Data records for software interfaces

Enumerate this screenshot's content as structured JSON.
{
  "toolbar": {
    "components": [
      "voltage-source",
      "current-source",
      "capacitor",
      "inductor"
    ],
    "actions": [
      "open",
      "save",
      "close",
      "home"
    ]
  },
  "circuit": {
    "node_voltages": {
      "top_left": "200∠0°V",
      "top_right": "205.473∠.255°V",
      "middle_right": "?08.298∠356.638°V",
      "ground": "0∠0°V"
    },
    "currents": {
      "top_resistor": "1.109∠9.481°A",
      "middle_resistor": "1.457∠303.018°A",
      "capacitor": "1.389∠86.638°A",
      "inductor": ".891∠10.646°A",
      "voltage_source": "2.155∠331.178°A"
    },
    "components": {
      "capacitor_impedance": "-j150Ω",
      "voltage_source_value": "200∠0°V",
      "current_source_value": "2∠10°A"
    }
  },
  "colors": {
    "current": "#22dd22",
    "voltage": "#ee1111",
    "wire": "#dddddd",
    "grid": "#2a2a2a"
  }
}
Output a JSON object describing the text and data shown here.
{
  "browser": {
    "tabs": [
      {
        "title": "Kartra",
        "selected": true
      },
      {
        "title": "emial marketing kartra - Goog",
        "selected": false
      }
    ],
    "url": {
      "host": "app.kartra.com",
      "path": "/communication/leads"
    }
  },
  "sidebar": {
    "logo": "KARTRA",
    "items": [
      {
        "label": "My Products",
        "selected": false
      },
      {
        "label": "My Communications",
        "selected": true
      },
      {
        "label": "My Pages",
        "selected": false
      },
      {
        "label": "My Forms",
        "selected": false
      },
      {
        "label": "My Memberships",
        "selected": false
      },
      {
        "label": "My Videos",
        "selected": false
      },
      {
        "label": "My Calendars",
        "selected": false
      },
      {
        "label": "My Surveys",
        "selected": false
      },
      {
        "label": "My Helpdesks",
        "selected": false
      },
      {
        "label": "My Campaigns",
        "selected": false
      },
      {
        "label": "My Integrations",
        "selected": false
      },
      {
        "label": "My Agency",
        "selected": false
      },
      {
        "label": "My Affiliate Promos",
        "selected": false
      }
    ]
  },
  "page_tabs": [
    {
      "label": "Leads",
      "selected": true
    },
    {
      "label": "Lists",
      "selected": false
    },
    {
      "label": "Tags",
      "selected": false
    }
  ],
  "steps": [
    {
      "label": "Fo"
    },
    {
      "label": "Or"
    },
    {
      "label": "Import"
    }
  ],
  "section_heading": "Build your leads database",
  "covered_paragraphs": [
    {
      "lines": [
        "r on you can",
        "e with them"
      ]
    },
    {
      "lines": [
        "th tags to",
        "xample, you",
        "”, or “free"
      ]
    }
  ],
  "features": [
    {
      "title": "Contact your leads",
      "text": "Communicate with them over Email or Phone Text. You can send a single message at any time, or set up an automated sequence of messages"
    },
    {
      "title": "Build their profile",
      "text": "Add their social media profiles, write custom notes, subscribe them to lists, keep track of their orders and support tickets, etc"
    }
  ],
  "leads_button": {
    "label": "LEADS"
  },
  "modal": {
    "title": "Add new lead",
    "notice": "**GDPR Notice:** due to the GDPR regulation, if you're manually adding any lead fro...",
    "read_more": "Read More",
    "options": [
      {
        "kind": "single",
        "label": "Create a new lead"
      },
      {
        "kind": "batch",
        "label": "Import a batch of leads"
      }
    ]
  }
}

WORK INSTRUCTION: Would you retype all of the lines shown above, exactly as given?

ANSWER TO THE PROBLEM:
Enumerate this screenshot's content as structured JSON.
{
  "toolbar": {
    "components": [
      "voltage-source",
      "current-source",
      "capacitor",
      "inductor"
    ],
    "actions": [
      "open",
      "save",
      "close",
      "home"
    ]
  },
  "circuit": {
    "node_voltages": {
      "top_left": "200∠0°V",
      "top_right": "205.473∠.255°V",
      "middle_right": "?08.298∠356.638°V",
      "ground": "0∠0°V"
    },
    "currents": {
      "top_resistor": "1.109∠9.481°A",
      "middle_resistor": "1.457∠303.018°A",
      "capacitor": "1.389∠86.638°A",
      "inductor": ".891∠10.646°A",
      "voltage_source": "2.155∠331.178°A"
    },
    "components": {
      "capacitor_impedance": "-j150Ω",
      "voltage_source_value": "200∠0°V",
      "current_source_value": "2∠10°A"
    }
  },
  "colors": {
    "current": "#22dd22",
    "voltage": "#ee1111",
    "wire": "#dddddd",
    "grid": "#2a2a2a"
  }
}
Output a JSON object describing the text and data shown here.
{
  "browser": {
    "tabs": [
      {
        "title": "Kartra",
        "selected": true
      },
      {
        "title": "emial marketing kartra - Goog",
        "selected": false
      }
    ],
    "url": {
      "host": "app.kartra.com",
      "path": "/communication/leads"
    }
  },
  "sidebar": {
    "logo": "KARTRA",
    "items": [
      {
        "label": "My Products",
        "selected": false
      },
      {
        "label": "My Communications",
        "selected": true
      },
      {
        "label": "My Pages",
        "selected": false
      },
      {
        "label": "My Forms",
        "selected": false
      },
      {
        "label": "My Memberships",
        "selected": false
      },
      {
        "label": "My Videos",
        "selected": false
      },
      {
        "label": "My Calendars",
        "selected": false
      },
      {
        "label": "My Surveys",
        "selected": false
      },
      {
        "label": "My Helpdesks",
        "selected": false
      },
      {
        "label": "My Campaigns",
        "selected": false
      },
      {
        "label": "My Integrations",
        "selected": false
      },
      {
        "label": "My Agency",
        "selected": false
      },
      {
        "label": "My Affiliate Promos",
        "selected": false
      }
    ]
  },
  "page_tabs": [
    {
      "label": "Leads",
      "selected": true
    },
    {
      "label": "Lists",
      "selected": false
    },
    {
      "label": "Tags",
      "selected": false
    }
  ],
  "steps": [
    {
      "label": "Fo"
    },
    {
      "label": "Or"
    },
    {
      "label": "Import"
    }
  ],
  "section_heading": "Build your leads database",
  "covered_paragraphs": [
    {
      "lines": [
        "r on you can",
        "e with them"
      ]
    },
    {
      "lines": [
        "th tags to",
        "xample, you",
        "”, or “free"
      ]
    }
  ],
  "features": [
    {
      "title": "Contact your leads",
      "text": "Communicate with them over Email or Phone Text. You can send a single message at any time, or set up an automated sequence of messages"
    },
    {
      "title": "Build their profile",
      "text": "Add their social media profiles, write custom notes, subscribe them to lists, keep track of their orders and support tickets, etc"
    }
  ],
  "leads_button": {
    "label": "LEADS"
  },
  "modal": {
    "title": "Add new lead",
    "notice": "**GDPR Notice:** due to the GDPR regulation, if you're manually adding any lead fro...",
    "read_more": "Read More",
    "options": [
      {
        "kind": "single",
        "label": "Create a new lead"
      },
      {
        "kind": "batch",
        "label": "Import a batch of leads"
      }
    ]
  }
}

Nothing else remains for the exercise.